FORT MEADE, Md. (Army News Service, April 15, 2009) -- With Earth Day approaching, federal officials and Army leaders examined both the past and future of environmental protection during a visit to Fort Meade April 14.

Members of MarylandAca,!a,,cs congressional delegation joined Lisa Jackson, the new Environmental Protection Agency administrator, and Fort Meade Garrison Commander Col. Daniel L. Thomas in celebrating the 10-year anniversary of the EPAAca,!a,,cs Environmental Science Center on post.

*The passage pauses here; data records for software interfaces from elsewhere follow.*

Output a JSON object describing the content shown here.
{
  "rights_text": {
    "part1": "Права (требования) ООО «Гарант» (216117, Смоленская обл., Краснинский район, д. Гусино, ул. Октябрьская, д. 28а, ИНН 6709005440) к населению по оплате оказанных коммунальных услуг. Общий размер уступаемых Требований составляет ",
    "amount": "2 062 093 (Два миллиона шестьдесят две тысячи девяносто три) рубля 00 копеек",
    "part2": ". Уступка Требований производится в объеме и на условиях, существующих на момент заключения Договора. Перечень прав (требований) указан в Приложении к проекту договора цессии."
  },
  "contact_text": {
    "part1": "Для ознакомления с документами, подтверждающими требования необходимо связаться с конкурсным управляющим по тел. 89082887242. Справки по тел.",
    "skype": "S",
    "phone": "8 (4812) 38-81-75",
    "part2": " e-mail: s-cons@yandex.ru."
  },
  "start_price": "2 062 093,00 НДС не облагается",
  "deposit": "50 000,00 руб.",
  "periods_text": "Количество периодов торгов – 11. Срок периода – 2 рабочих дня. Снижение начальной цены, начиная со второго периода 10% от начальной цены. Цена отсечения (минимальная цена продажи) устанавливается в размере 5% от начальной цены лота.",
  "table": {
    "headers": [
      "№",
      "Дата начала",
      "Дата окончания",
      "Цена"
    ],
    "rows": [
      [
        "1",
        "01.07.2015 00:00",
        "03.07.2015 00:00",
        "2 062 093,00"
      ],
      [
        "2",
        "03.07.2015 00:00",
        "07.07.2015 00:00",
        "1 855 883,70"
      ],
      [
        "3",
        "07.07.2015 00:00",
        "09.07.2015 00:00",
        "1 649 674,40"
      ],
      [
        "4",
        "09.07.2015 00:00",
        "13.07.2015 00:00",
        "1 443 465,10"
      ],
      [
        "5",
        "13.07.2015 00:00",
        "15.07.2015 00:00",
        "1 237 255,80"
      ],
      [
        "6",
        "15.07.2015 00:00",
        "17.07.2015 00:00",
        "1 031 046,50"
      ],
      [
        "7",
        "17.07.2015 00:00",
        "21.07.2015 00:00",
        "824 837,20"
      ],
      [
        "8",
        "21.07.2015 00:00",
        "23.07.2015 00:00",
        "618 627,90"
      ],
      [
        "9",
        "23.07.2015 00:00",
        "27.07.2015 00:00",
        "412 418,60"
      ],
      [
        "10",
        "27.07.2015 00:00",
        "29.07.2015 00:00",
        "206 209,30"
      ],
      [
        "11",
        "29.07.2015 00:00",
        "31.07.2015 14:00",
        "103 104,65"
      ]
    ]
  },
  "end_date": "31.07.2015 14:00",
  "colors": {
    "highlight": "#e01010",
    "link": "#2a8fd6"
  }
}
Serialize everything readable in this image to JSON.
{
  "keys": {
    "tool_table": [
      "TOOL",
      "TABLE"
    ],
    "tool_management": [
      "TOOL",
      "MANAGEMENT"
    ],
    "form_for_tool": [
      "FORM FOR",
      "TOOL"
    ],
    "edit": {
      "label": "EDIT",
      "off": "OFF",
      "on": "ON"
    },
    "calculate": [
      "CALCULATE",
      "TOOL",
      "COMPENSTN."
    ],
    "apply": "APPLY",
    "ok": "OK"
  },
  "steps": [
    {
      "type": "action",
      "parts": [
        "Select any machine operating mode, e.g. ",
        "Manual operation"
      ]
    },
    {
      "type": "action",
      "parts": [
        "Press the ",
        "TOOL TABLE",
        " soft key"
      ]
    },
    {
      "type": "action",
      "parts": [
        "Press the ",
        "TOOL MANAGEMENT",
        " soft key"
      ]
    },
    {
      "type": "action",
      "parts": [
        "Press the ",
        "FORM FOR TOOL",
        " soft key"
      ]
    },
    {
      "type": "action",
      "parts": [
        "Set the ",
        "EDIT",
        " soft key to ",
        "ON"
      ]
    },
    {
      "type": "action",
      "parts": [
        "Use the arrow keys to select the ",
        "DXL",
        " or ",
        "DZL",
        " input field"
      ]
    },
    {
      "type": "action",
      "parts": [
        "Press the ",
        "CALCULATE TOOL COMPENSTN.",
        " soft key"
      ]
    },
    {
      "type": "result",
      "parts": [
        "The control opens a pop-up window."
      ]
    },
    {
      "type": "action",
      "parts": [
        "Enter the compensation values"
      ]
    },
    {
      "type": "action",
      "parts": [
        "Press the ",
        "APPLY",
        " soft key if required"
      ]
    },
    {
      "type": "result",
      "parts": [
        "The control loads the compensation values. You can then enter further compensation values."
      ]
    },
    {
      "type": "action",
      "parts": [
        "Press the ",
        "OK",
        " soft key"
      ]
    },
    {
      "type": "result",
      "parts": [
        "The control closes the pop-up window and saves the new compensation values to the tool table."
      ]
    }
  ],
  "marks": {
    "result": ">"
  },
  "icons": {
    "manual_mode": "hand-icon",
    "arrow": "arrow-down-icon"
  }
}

But the day wasnAca,!a,,ct just a look back at the history of the science center, which has played crucial roles in events such as the cleanup of Senate offices and other government facilities following the 2001 anthrax attacks. Leaders also discussed how agencies can work together to be better stewards for the environment.

Maryland Sen. Benjamin L. Cardin and Rep. John Sarbanes met with Jackson and Tad Davis, deputy assistant secretary for the Army for the environment, to discuss Fort MeadeAca,!a,,cs environmental impact on surrounding communities.

The 91-year-old installation, which once served as a tank training ground and now hosts a variety of support units and intelligence organizations such as the National Security Agency, has become a source of controversy over its impact on the environment.

Since 1998, Fort Meade has been a Superfund site. The Department of the Army, EPA and Maryland have identified roughly 14 sites that could pose an environmental concern on the installation along with three sites on land given to the nearby Patuxent Research Refuge, according to the EPA. These sites have chemicals, ordnance or other items requiring remediation, in some cases dating back to World War I or II, officials said.

Cardin, Sarbanes, Jackson, Thomas and other officials got a first-hand look at three sites of concern on post during a Aca,!A"windshieldAca,!A? bus tour following the EPA anniversary celebration.

As the group exited the bus after the tour, there was a general agreement on the need to work cooperatively. Cardin even complimented the Army on the attention it has given to environmental issues.

Discussion between Army leaders and federal officials focused on the ArmyAca,!a,,cs current work to contain environmental pollutants to the EPAAca,!a,,cs satisfaction.

One example of the Army working with other agencies is the upcoming testing of well water in the Odenton area due to concerns about potential contamination of deep-water aquifers. About 2,800 residents in nearby Odenton were notified about the testing which will begin later this month. The first public meeting about the testing is scheduled for April 20 in Gambrills, Md.

The installation is also negotiating with EPA and other organizations on a new framework for its cleanup efforts, known as a Federal Facilities Agreement.

Multiple officials, including Cardin and Sarbanes, also stated their hope that the parties involved would sign the FFA by early summer.

Aca,!A"It would be very good if itAca,!a,,cs completed in June,Aca,!A? Cardin said at a meeting following the tour.

Once the installation has finalized its environmental remediation plan, most of the major work should be completed by 2012, Cardin said.

While it will take more time to clean up past environmental damage, the installation is working to improve itself, Thomas said.

Aca,!A"We will be better when this process is done,Aca,!A? he said.

(Alan J. McCombs writes for the Soundoff! newspaper at Fort Meade, Md.)